Saved entries:
-- -- --
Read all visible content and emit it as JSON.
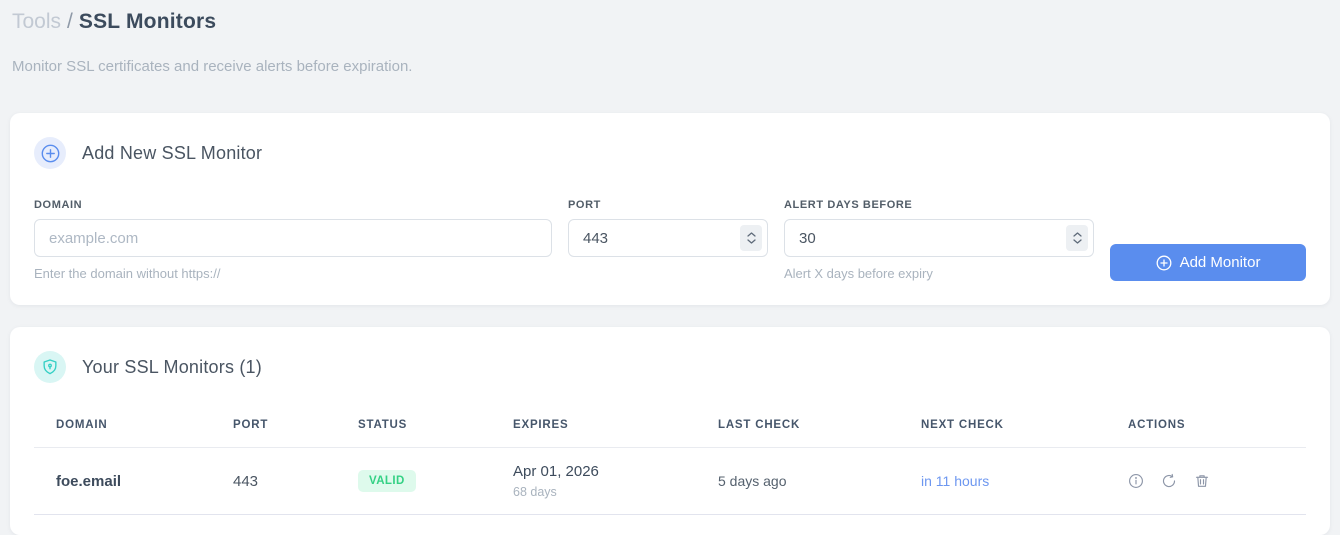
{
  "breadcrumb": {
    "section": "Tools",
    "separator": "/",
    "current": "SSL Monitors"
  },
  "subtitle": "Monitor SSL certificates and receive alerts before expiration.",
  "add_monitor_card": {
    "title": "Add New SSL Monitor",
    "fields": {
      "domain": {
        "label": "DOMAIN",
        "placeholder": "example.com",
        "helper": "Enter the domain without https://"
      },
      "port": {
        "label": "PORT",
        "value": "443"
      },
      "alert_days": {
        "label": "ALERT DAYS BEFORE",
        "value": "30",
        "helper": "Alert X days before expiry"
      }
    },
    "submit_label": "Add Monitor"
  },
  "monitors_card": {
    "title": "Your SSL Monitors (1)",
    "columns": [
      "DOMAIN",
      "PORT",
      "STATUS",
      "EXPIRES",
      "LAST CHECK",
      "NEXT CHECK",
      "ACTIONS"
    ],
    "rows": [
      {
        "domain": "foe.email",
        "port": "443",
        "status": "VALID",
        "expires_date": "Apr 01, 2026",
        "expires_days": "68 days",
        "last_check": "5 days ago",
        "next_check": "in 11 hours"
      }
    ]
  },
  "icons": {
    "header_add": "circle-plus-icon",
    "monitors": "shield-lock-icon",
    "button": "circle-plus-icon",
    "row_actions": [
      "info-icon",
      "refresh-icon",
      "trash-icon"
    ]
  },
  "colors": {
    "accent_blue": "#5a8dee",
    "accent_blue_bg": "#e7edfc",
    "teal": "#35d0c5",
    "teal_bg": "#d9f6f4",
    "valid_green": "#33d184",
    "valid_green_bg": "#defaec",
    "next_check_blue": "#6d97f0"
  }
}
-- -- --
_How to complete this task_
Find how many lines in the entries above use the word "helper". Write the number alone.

_Written response_
2